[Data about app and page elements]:
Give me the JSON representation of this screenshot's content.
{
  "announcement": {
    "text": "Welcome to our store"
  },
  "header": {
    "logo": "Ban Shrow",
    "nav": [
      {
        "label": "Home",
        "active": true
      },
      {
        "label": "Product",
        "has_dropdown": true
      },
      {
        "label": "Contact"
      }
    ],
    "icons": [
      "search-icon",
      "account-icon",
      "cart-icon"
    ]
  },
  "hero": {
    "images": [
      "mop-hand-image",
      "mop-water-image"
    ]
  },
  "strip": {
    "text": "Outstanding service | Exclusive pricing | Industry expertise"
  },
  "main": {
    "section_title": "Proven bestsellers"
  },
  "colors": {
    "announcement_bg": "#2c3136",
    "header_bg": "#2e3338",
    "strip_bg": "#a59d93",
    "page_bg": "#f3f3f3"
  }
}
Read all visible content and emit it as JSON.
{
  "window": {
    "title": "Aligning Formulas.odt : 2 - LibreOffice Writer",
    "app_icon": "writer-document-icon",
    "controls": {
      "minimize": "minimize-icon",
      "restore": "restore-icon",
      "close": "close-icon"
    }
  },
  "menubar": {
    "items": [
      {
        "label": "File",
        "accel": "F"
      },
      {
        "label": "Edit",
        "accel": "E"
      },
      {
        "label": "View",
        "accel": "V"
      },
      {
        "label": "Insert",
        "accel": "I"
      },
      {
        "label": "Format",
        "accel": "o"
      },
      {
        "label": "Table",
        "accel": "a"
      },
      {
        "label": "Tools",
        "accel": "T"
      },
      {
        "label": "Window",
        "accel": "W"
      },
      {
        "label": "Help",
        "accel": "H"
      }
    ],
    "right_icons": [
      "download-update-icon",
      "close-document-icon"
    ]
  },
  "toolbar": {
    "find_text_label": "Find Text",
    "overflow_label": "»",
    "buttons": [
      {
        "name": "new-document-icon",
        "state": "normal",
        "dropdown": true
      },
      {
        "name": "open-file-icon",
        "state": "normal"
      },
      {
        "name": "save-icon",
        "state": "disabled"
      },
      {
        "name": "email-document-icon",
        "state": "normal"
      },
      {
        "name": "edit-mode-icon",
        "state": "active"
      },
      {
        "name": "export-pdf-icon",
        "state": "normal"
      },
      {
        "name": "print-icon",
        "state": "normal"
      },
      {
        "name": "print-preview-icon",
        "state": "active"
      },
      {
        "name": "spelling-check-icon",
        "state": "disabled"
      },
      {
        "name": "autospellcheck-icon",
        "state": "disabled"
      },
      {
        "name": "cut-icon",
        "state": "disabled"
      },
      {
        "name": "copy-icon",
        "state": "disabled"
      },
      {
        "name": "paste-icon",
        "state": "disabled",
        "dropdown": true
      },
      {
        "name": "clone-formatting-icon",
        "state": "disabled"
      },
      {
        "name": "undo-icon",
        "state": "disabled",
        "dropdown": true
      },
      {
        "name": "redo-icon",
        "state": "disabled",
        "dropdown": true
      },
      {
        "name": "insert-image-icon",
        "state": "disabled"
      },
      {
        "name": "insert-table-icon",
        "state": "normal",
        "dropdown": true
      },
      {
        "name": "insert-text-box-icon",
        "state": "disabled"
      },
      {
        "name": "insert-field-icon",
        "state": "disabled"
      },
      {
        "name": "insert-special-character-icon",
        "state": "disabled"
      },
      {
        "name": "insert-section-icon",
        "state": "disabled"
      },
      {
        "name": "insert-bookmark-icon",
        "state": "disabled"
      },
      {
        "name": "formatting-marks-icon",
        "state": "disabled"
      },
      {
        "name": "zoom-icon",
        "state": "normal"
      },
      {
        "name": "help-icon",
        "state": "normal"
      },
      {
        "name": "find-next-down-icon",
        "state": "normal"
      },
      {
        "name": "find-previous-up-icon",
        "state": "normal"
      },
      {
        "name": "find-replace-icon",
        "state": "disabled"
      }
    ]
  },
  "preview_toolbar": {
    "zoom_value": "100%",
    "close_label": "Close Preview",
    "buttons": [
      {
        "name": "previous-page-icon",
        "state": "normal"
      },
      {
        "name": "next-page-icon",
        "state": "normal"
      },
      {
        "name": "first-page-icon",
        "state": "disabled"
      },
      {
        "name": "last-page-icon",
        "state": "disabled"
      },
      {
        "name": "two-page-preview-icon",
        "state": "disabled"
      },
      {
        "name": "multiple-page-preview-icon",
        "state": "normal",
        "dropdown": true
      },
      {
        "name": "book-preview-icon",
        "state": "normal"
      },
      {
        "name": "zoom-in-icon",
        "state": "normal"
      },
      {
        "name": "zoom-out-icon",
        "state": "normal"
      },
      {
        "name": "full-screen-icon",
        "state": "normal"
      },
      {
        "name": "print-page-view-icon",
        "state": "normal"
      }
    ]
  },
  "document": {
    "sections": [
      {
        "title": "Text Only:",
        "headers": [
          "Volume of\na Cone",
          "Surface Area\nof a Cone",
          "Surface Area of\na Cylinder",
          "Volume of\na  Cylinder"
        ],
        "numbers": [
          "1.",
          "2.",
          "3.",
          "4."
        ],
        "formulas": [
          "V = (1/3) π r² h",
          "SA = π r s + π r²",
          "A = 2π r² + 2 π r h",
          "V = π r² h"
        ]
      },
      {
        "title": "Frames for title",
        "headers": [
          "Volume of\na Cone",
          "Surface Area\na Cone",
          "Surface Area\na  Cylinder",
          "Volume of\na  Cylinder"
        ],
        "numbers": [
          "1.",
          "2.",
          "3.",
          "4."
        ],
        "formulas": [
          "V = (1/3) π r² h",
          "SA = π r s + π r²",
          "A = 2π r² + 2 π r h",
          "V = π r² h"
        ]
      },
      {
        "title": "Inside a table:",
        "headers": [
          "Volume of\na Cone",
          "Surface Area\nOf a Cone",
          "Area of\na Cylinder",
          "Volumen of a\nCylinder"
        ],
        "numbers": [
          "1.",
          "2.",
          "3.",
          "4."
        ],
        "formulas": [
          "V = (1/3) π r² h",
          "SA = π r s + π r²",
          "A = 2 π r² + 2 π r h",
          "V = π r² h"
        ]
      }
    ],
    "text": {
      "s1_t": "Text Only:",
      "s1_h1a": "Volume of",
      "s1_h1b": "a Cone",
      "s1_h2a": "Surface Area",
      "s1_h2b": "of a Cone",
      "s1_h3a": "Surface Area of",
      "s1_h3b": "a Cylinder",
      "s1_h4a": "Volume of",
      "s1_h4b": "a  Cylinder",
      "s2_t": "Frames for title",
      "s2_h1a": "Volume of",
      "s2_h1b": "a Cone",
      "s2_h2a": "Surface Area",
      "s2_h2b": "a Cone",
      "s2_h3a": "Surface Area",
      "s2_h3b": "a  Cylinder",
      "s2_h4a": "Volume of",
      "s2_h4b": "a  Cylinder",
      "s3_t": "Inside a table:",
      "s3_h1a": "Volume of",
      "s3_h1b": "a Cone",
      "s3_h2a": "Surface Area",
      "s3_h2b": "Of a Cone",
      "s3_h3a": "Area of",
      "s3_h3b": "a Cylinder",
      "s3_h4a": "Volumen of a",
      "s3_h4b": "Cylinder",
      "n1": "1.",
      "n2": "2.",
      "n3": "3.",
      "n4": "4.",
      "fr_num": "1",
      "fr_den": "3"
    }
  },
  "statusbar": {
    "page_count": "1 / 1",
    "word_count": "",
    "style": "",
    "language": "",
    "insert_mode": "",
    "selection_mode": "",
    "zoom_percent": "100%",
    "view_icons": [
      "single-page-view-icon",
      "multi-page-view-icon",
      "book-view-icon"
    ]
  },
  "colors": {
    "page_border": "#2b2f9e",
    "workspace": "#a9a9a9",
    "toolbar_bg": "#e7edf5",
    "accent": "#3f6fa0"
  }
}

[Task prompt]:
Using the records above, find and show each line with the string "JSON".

[Reply]:
Give me the JSON representation of this screenshot's content.
Read all visible content and emit it as JSON.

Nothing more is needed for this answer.